Few families have formal dining rooms today. Our houses aren’t big enough often, and the dining room doesn’t seem to feature strongly in family culture either. When I was a kid, the dining room was where most family meals were held, especially when they included the head of the family (i.e. the man!). Informal meals for the kids happened in the kitchen, along with snacks. The dining room held the china cabinet, buffet, the large table, and typically was set up to seat eight people. Holiday or special occasions when more were seated usually meant that the children (or the youngest children) were banished to the kitchen table or a card table. These tables often had table cloths, featured the “good” china, and also featured food served in serving dishes rather than directly from the pot or pan in which is was prepared.
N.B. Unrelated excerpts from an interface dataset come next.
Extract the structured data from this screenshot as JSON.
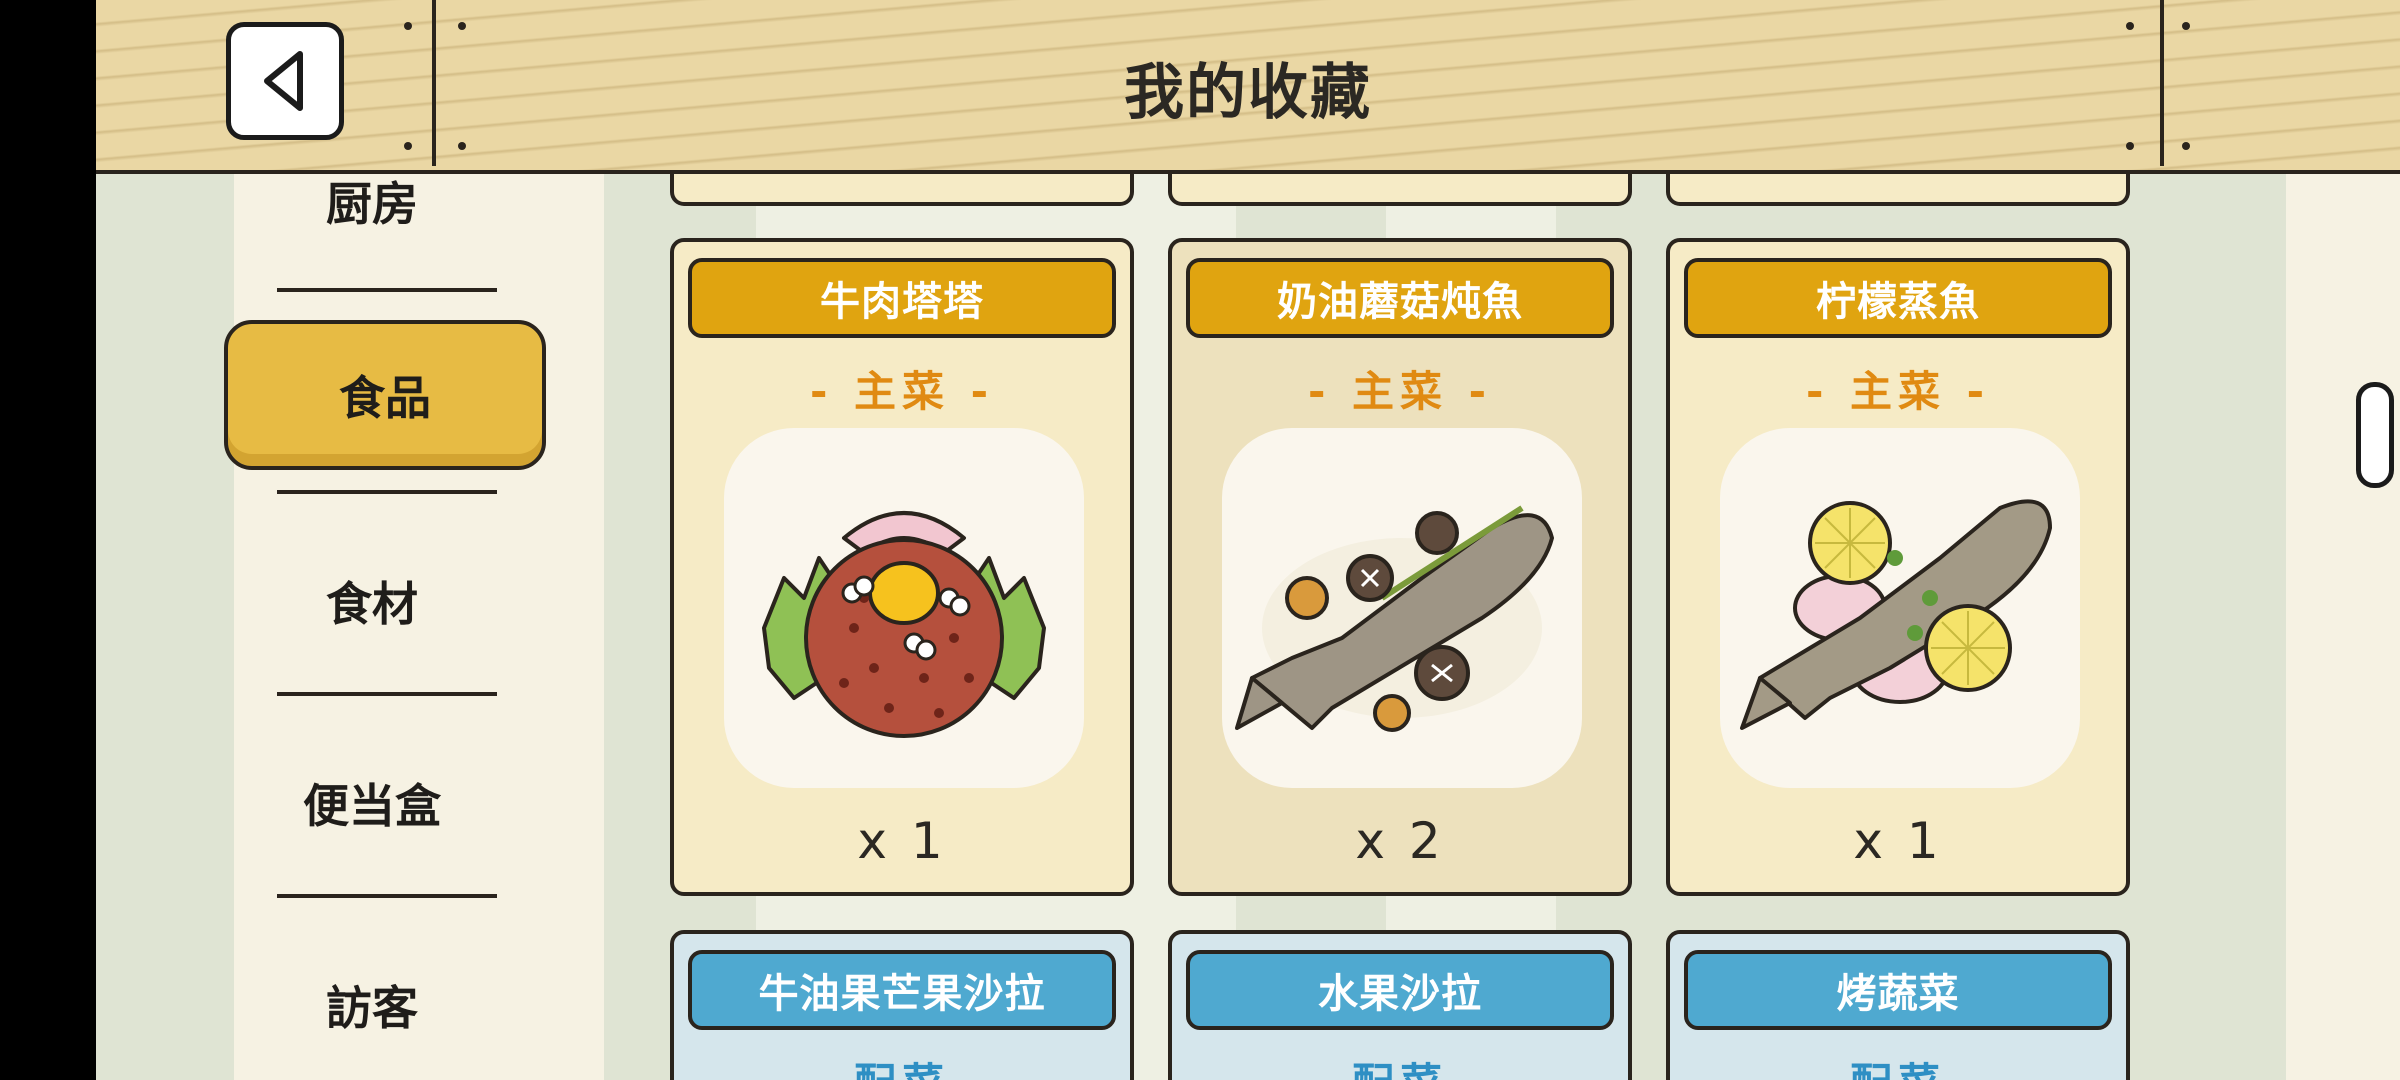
{
  "header": {
    "title": "我的收藏",
    "back_icon": "triangle-left-icon"
  },
  "sidebar": {
    "items": [
      {
        "label": "厨房",
        "selected": false
      },
      {
        "label": "食品",
        "selected": true
      },
      {
        "label": "食材",
        "selected": false
      },
      {
        "label": "便当盒",
        "selected": false
      },
      {
        "label": "訪客",
        "selected": false
      }
    ]
  },
  "cards": [
    {
      "title": "牛肉塔塔",
      "category": "- 主菜 -",
      "quantity": "x 1",
      "icon": "beef-tartare-icon"
    },
    {
      "title": "奶油蘑菇炖魚",
      "category": "- 主菜 -",
      "quantity": "x 2",
      "icon": "mushroom-fish-stew-icon"
    },
    {
      "title": "柠檬蒸魚",
      "category": "- 主菜 -",
      "quantity": "x 1",
      "icon": "steamed-lemon-fish-icon"
    },
    {
      "title": "牛油果芒果沙拉",
      "category": "- 配菜 -",
      "icon": "salad-icon"
    },
    {
      "title": "水果沙拉",
      "category": "- 配菜 -",
      "icon": "salad-icon"
    },
    {
      "title": "烤蔬菜",
      "category": "- 配菜 -",
      "icon": "grilled-vegetables-icon"
    }
  ],
  "colors": {
    "main_dish_title": "#e0a410",
    "main_dish_category": "#e08a12",
    "side_dish_title": "#4fa9d0",
    "side_dish_category": "#2e8fc4",
    "selected_tab": "#e7bb44"
  }
}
It also meant plenty of dish washing, as we always had not only our dinner plates, but also separate dishes for our salad, our vegetables, and our dessert. I also never remember a big family meal that didn’t feature my mother preparing an elaborate “relish tray” with everything from carrot curls to exotic pickles that she made herself all summer long, from pickled green beans to watermelon pickles. We adored these tiny bite-sized treats, and were threatened with bodily harm if we dared touch the trays before the arrival of our dinner guests too.
I’m not planning on trying to return to days-gone-by. We don’t have the large extended family living nearby, and we certainly don’t entertain in the same way. Our lives have changed immensely from when my great grandmother arrived to join in on a summer croquet game to shock us all with her appearance in a pair of our great grandfather’s pants (that was the ONLY time I ever saw her wearing anything but a dress!) Today, we’re more likely to entertain with a casual gathering around a barbecue grill or over a rustic pot of stew than we are with a formal dinner. Besides, I lack my mother’s grace and skill at being able to prepare the elaborate meal and then serve it with everything at the right temperature, in the right dishes, at the right time, while making it all look easy. (Never mind that it often included a week or more of preparation beforehand.) I’m also older than she was when she indulged in that–today, she’s just as apt as anyone to have entertaining include the guests help cook AND serve the food.
We don’t know what house we’ll end up buying. We don’t know exactly where either. We do know that we want it to be a place we can call home. We would like it to have a big yard, spacious kitchen, and a home office. We’d love it if it was fenced and included a garage. We don’t have a very stringent “must have” list, actually. I hope that when we do find the perfect place, it also comes with the perfect price tag, because ultimately, that’s our bottom line for the perfect home. It has to come with the right price.